Original Design: Platner
In 1966, Knoll introduced the Platner Collection. Bringing a well-versed understanding of architecture to the development of his designs, Warren Platner created something unlike the Modernists before him. As opposed to wholly rejecting ornament, he used it to created a structure that itself was inherently ornate. The now-iconic designs are rational yet expressive, all while staying true to the Modern spirit that defines Knoll.
After graduating with a degree in architecture from Cornell University, Platner went on to work with the likes of Raymond Loewy, Eero Saarinen Associates and I.M. Pei. During this period, Platner became familiar with Knoll Associates, sourcing furniture for projects and working with Eero Saarinen on his collection for Knoll. Over time, Warren developed a relationship with Hans, reflecting that, “He was a super salesman, very nice guy. Very engaging young guy. He was really promoting Knoll.”
Platner eventually broke out on his own, establishing a practice and honing a vision for his furniture. With a grant from the Graham Foundation, Platner developed his ambitious and innovative wire designs. “Knoll has had more distinguished designers than anybody else and has featured them,” recalled Platner of why he brought the collection to Knoll, “I don’t think I’d be as well known today if Knoll hadn’t produced and promoted my furniture and my name. Knoll has a formidable record."
The Platner Collection presented a cultural shift towards a new, more expressive kind of Modernism. “I, as a designer, felt there was room for the kind of decorative, gentle, graceful kind of designs that appeared in period styles like Louis XV,” recalled Platner of the marriage of aesthetic values that characterize his collection, “but it could have a more rational base.” Sculptural and sinuous in their detail, the collection of tables and chairs employ hundreds of cylindrical steel wire rods that double as structure and ornament.
Platner applied an architectural point-of-view and emphasis on the human element of design in his collection for Knoll. “What I wanted to achieve was a chair that, number one, was complimentary to the person sitting in it, or to the person in the space between the wall and the chair – what the chair did for the person in respect to the scale of the person and the space, something that would be handsome but you’d forget about it when someone sat down in it,” reflected Platner.
“It is important that if you design a chair, you produce something [that] enhances the person in it,” he continued, “because the basic premise [of a chair] in the first place is ridiculous from a visual standpoint. I think that’s why chairs are so difficult to design. Buildings are easy.”
Over fifty years later, the Platner Collection remains an icon of Modernism. Warren Platner, through an exacting revisions process and penchant for perfection, created designs that are timeless today. Of his designs, he reflected that, “You hope to produce a classic. A classic is something that, every time you look at it, you accept it as it is and you can see no way of improving it. You can refine something forever, but you reach a point where you’re moving backwards...I never designed anything that I wanted to change to improve it.”
Today, the Platner Collection is a beautiful and enduring addition to the contemporary interior.

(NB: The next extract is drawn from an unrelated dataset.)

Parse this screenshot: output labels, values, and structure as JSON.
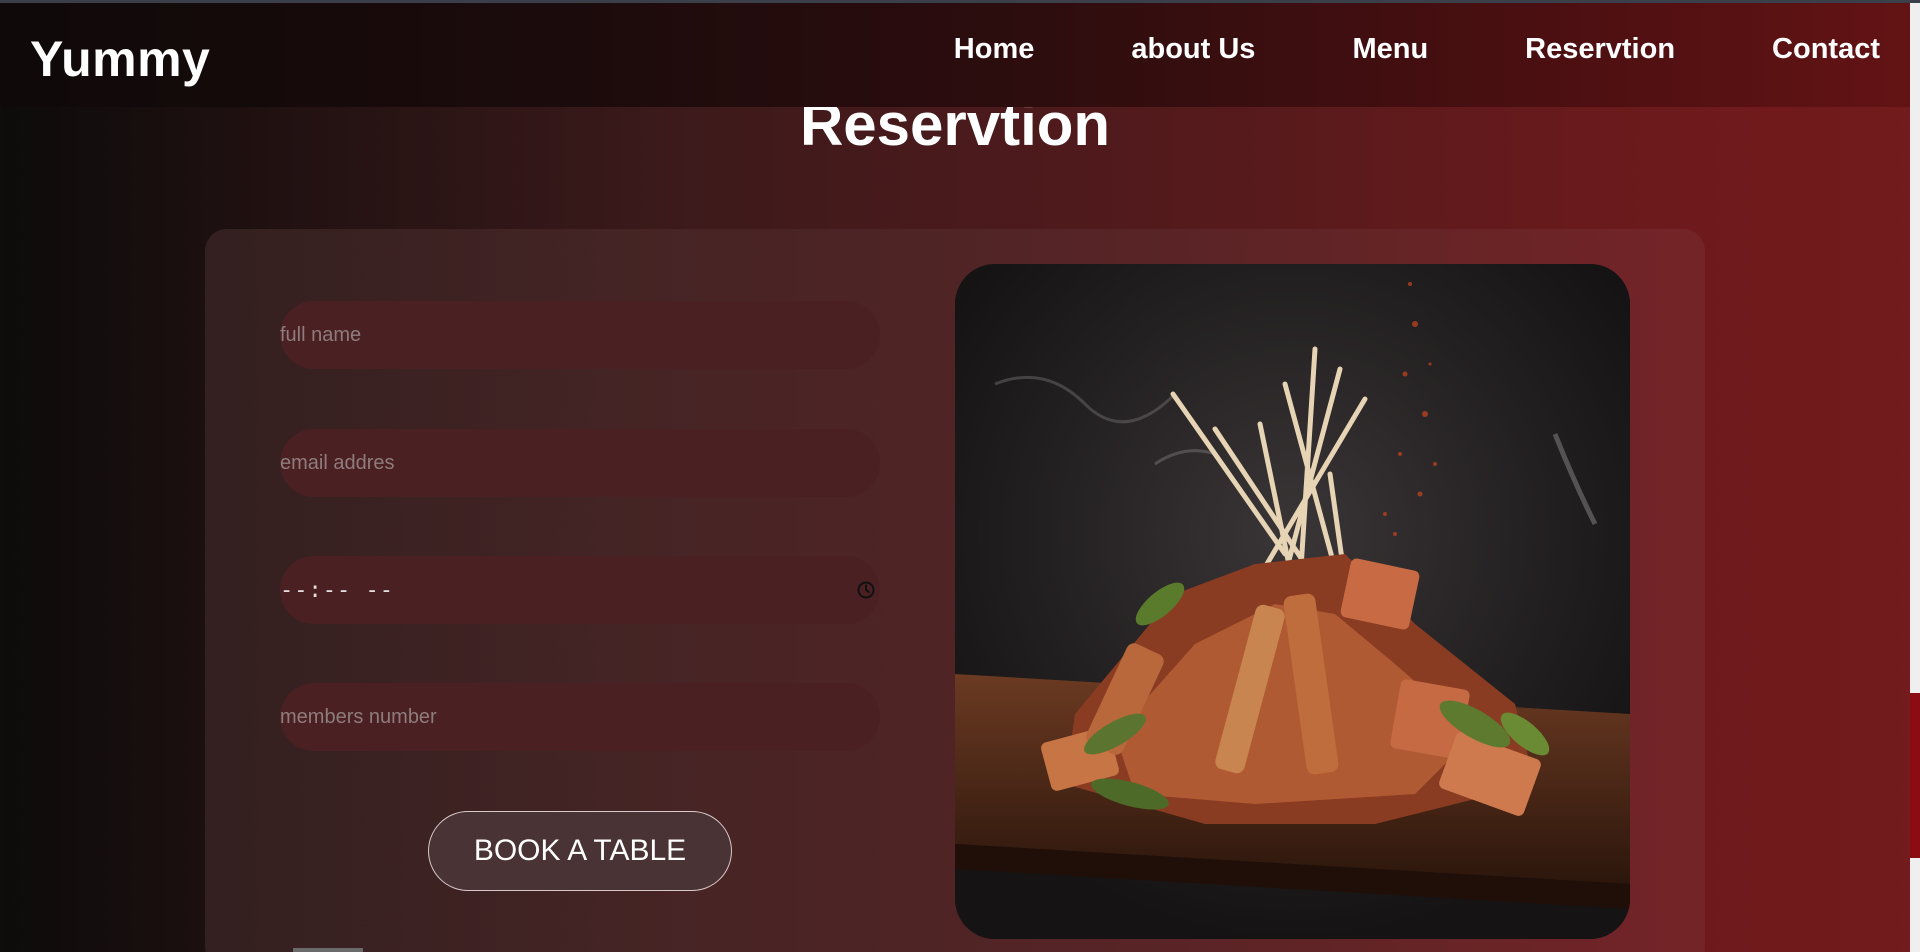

Knoll offers the broadest selection of base, top and upholstery options for the Platner Collection online - straight from the source.